I just noticed that in 2010, the Foreign and Commonwealth Office‘s global estate (i.e., embassies, consulates, etc.) was worth £2,042,480,000.
That’s a lot of real estate!
Scotland makes up about 8.4% of the UK’s population, and this is normally the basis for splitting up countries.
This means that Scotland will be entitled to global estate worth £171,568,320 after a Yes to independence.
This amount is of course subject to negotiation, and Scotland will probably be given a mix of buildings and money, rather than just a lump sum.
However, it does demonstrate that any fears that Scotland might not be able to afford embassies are completely unfounded.
The No Campaign was launched recently, and as expected they chose the name Better Together. (By the way, do have a look at Wings over Scotland’s fisking of their campaign video!)
The name Better Together is obviously supposed to signal that things are done better together with England (the alternative reading, namely that things are done better with the Tories, is probably not as likely).
However, most of the things Scots like best are already separate: The football team, the NHS (in spite of the name the Scottish NHS and the English NHS are completely separate entities), the schools and universities, and many more.
The BBC and the army are shared, but BBC Scotland of course produces a lot of devolved TV, and I often sense that people’s attachment to the army is limited to the Scottish units, such as the Black Watch.
The shared institutions without a devolved element don’t seem to be much loved. I definitely didn’t see a lot of Better Together-ness in connexion with the Iraq war, nor do people seem to be singing Better Together songs outside Coulport (where the UK’s atomic bombs are stored).

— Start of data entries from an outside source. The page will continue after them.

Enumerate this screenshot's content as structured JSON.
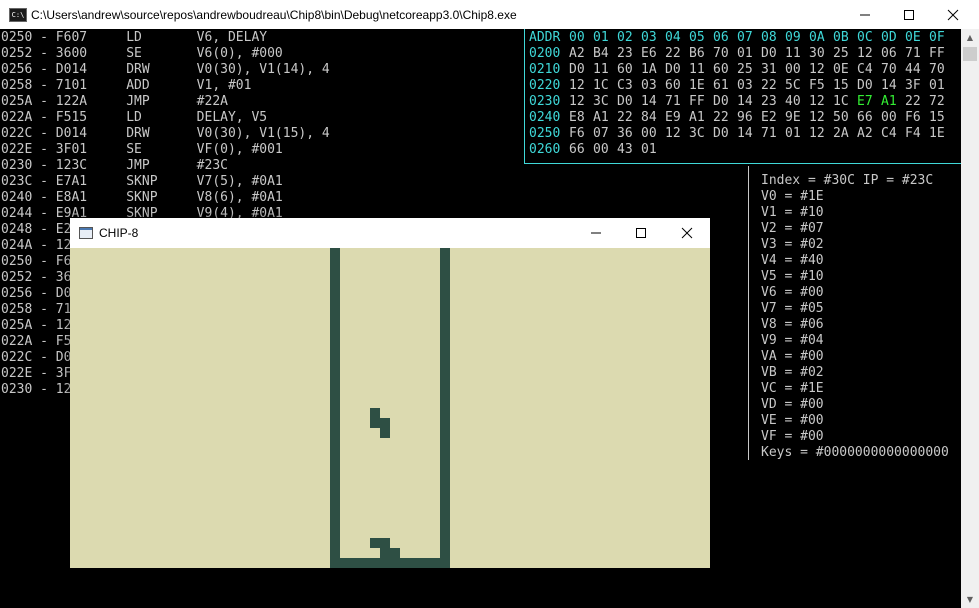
{
  "console": {
    "title": "C:\\Users\\andrew\\source\\repos\\andrewboudreau\\Chip8\\bin\\Debug\\netcoreapp3.0\\Chip8.exe",
    "icon_label": "C:\\"
  },
  "disassembly": [
    "0250 - F607     LD       V6, DELAY",
    "0252 - 3600     SE       V6(0), #000",
    "0256 - D014     DRW      V0(30), V1(14), 4",
    "0258 - 7101     ADD      V1, #01",
    "025A - 122A     JMP      #22A",
    "022A - F515     LD       DELAY, V5",
    "022C - D014     DRW      V0(30), V1(15), 4",
    "022E - 3F01     SE       VF(0), #001",
    "0230 - 123C     JMP      #23C",
    "023C - E7A1     SKNP     V7(5), #0A1",
    "0240 - E8A1     SKNP     V8(6), #0A1",
    "0244 - E9A1     SKNP     V9(4), #0A1",
    "0248 - E2",
    "024A - 12",
    "0250 - F6",
    "0252 - 36",
    "0256 - D0",
    "0258 - 71",
    "025A - 12",
    "022A - F5",
    "022C - D0",
    "022E - 3F",
    "0230 - 12"
  ],
  "memory": {
    "header": [
      "ADDR",
      "00",
      "01",
      "02",
      "03",
      "04",
      "05",
      "06",
      "07",
      "08",
      "09",
      "0A",
      "0B",
      "0C",
      "0D",
      "0E",
      "0F"
    ],
    "rows": [
      {
        "addr": "0200",
        "bytes": [
          "A2",
          "B4",
          "23",
          "E6",
          "22",
          "B6",
          "70",
          "01",
          "D0",
          "11",
          "30",
          "25",
          "12",
          "06",
          "71",
          "FF"
        ]
      },
      {
        "addr": "0210",
        "bytes": [
          "D0",
          "11",
          "60",
          "1A",
          "D0",
          "11",
          "60",
          "25",
          "31",
          "00",
          "12",
          "0E",
          "C4",
          "70",
          "44",
          "70"
        ]
      },
      {
        "addr": "0220",
        "bytes": [
          "12",
          "1C",
          "C3",
          "03",
          "60",
          "1E",
          "61",
          "03",
          "22",
          "5C",
          "F5",
          "15",
          "D0",
          "14",
          "3F",
          "01"
        ]
      },
      {
        "addr": "0230",
        "bytes": [
          "12",
          "3C",
          "D0",
          "14",
          "71",
          "FF",
          "D0",
          "14",
          "23",
          "40",
          "12",
          "1C",
          "E7",
          "A1",
          "22",
          "72"
        ]
      },
      {
        "addr": "0240",
        "bytes": [
          "E8",
          "A1",
          "22",
          "84",
          "E9",
          "A1",
          "22",
          "96",
          "E2",
          "9E",
          "12",
          "50",
          "66",
          "00",
          "F6",
          "15"
        ]
      },
      {
        "addr": "0250",
        "bytes": [
          "F6",
          "07",
          "36",
          "00",
          "12",
          "3C",
          "D0",
          "14",
          "71",
          "01",
          "12",
          "2A",
          "A2",
          "C4",
          "F4",
          "1E"
        ]
      },
      {
        "addr": "0260",
        "bytes": [
          "66",
          "00",
          "43",
          "01"
        ]
      }
    ],
    "highlight_color": "#33ee33",
    "accent_color": "#3fd8d8"
  },
  "registers": [
    "Index = #30C IP = #23C",
    "V0 = #1E",
    "V1 = #10",
    "V2 = #07",
    "V3 = #02",
    "V4 = #40",
    "V5 = #10",
    "V6 = #00",
    "V7 = #05",
    "V8 = #06",
    "V9 = #04",
    "VA = #00",
    "VB = #02",
    "VC = #1E",
    "VD = #00",
    "VE = #00",
    "VF = #00",
    "Keys = #0000000000000000"
  ],
  "chip8_window": {
    "title": "CHIP-8",
    "screen_bg": "#dcdab0",
    "pixel_color": "#2e4f44"
  },
  "icons": {
    "minimize": "minimize-icon",
    "maximize": "maximize-icon",
    "close": "close-icon",
    "scroll_up": "scroll-up-arrow-icon",
    "scroll_down": "scroll-down-arrow-icon"
  }
}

So does anybody in Scotland really believe that things are better when done together with England?